● What the exercise asks
Once the pictures are removed, restate the listing word for word.

● Recorded data
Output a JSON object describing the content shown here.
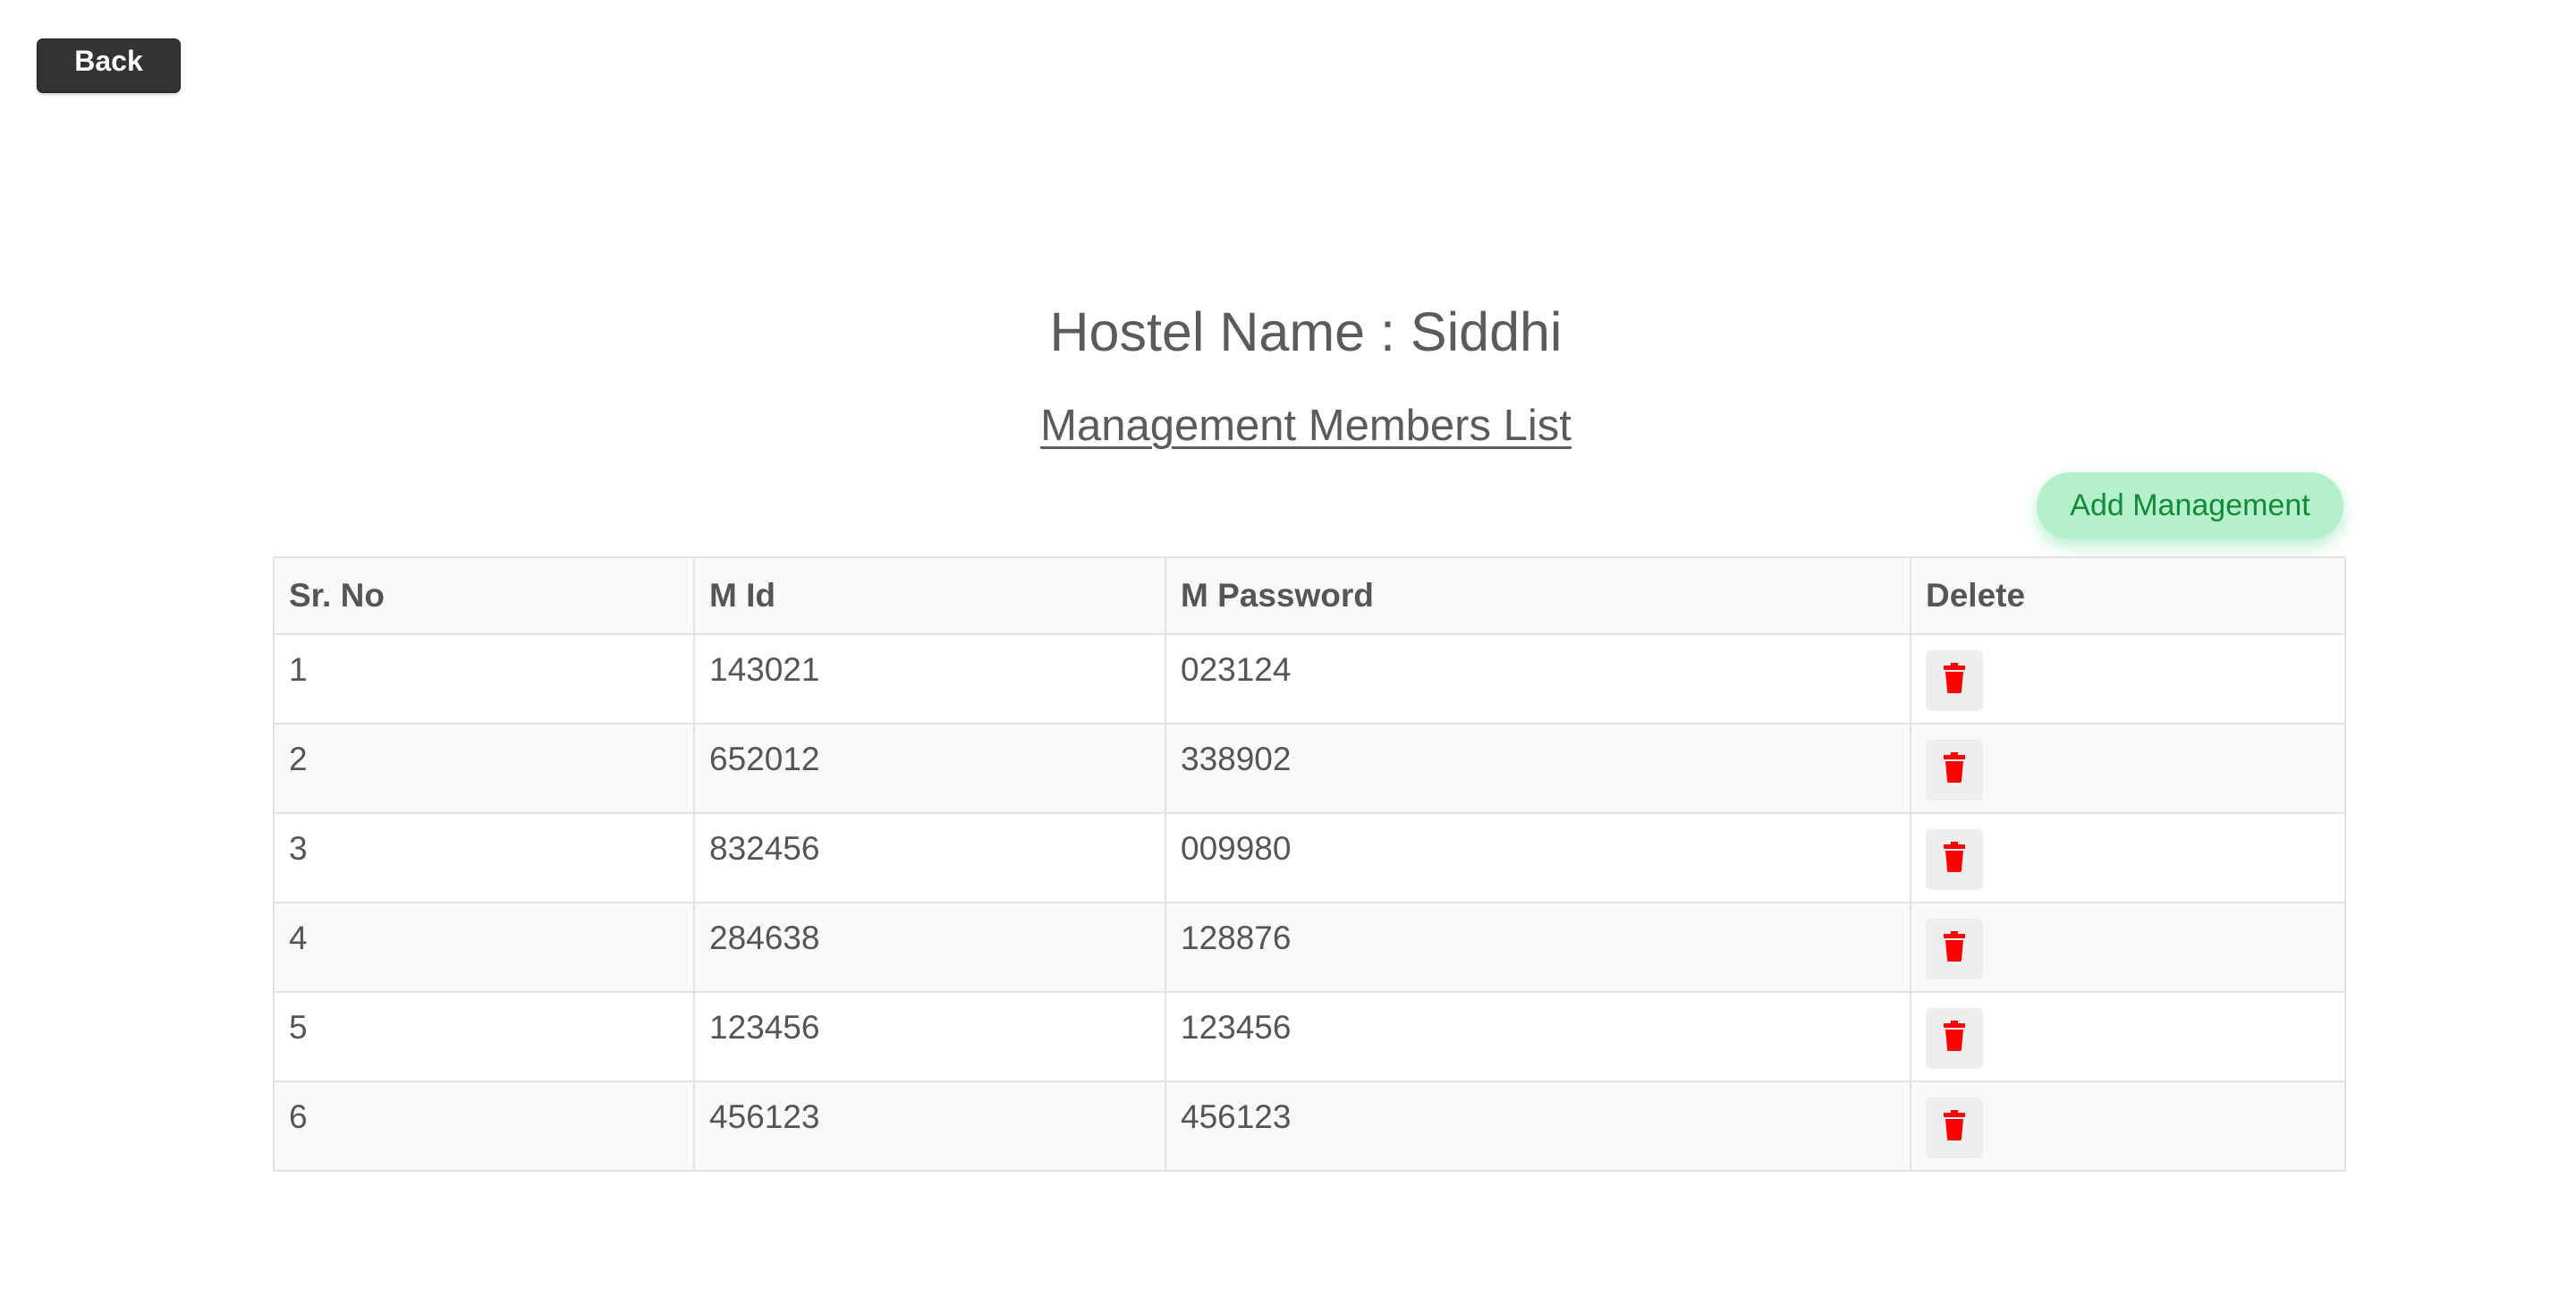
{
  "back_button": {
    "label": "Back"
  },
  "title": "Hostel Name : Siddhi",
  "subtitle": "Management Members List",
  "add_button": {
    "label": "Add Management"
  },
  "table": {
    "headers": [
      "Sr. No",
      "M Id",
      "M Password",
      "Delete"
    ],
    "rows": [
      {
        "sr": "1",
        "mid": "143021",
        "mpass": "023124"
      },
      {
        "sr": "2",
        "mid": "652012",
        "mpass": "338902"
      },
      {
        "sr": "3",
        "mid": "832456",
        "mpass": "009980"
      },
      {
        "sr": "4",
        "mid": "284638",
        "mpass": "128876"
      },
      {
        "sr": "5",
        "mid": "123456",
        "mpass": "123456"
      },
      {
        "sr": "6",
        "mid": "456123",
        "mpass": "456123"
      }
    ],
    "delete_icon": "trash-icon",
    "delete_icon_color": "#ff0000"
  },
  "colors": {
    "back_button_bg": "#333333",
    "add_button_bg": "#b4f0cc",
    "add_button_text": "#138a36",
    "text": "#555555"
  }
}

● Solution
Output a JSON object describing the content shown here.
{
  "back_button": {
    "label": "Back"
  },
  "title": "Hostel Name : Siddhi",
  "subtitle": "Management Members List",
  "add_button": {
    "label": "Add Management"
  },
  "table": {
    "headers": [
      "Sr. No",
      "M Id",
      "M Password",
      "Delete"
    ],
    "rows": [
      {
        "sr": "1",
        "mid": "143021",
        "mpass": "023124"
      },
      {
        "sr": "2",
        "mid": "652012",
        "mpass": "338902"
      },
      {
        "sr": "3",
        "mid": "832456",
        "mpass": "009980"
      },
      {
        "sr": "4",
        "mid": "284638",
        "mpass": "128876"
      },
      {
        "sr": "5",
        "mid": "123456",
        "mpass": "123456"
      },
      {
        "sr": "6",
        "mid": "456123",
        "mpass": "456123"
      }
    ],
    "delete_icon": "trash-icon",
    "delete_icon_color": "#ff0000"
  },
  "colors": {
    "back_button_bg": "#333333",
    "add_button_bg": "#b4f0cc",
    "add_button_text": "#138a36",
    "text": "#555555"
  }
}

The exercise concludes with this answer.